Work task
Retype the complete listing without any change.

Dataset content

- Opening Delimiter -

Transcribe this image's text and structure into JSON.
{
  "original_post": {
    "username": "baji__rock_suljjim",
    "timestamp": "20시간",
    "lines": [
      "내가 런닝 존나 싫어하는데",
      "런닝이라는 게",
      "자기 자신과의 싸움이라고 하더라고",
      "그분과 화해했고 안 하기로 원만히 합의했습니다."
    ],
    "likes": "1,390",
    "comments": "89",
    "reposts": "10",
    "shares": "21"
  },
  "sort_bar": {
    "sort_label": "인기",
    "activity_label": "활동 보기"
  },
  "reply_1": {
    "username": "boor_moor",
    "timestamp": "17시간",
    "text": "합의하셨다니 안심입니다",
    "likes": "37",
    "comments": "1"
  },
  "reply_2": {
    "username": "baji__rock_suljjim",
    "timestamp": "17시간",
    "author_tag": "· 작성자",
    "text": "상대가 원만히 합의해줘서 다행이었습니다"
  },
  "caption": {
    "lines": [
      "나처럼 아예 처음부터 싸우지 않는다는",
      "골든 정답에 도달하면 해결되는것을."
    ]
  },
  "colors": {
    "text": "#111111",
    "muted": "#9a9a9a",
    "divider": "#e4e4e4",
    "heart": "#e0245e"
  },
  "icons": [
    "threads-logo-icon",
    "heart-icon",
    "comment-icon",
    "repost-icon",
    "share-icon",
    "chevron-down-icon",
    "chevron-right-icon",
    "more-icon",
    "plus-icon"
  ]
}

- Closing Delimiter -

Result
Transcribe this image's text and structure into JSON.
{
  "original_post": {
    "username": "baji__rock_suljjim",
    "timestamp": "20시간",
    "lines": [
      "내가 런닝 존나 싫어하는데",
      "런닝이라는 게",
      "자기 자신과의 싸움이라고 하더라고",
      "그분과 화해했고 안 하기로 원만히 합의했습니다."
    ],
    "likes": "1,390",
    "comments": "89",
    "reposts": "10",
    "shares": "21"
  },
  "sort_bar": {
    "sort_label": "인기",
    "activity_label": "활동 보기"
  },
  "reply_1": {
    "username": "boor_moor",
    "timestamp": "17시간",
    "text": "합의하셨다니 안심입니다",
    "likes": "37",
    "comments": "1"
  },
  "reply_2": {
    "username": "baji__rock_suljjim",
    "timestamp": "17시간",
    "author_tag": "· 작성자",
    "text": "상대가 원만히 합의해줘서 다행이었습니다"
  },
  "caption": {
    "lines": [
      "나처럼 아예 처음부터 싸우지 않는다는",
      "골든 정답에 도달하면 해결되는것을."
    ]
  },
  "colors": {
    "text": "#111111",
    "muted": "#9a9a9a",
    "divider": "#e4e4e4",
    "heart": "#e0245e"
  },
  "icons": [
    "threads-logo-icon",
    "heart-icon",
    "comment-icon",
    "repost-icon",
    "share-icon",
    "chevron-down-icon",
    "chevron-right-icon",
    "more-icon",
    "plus-icon"
  ]
}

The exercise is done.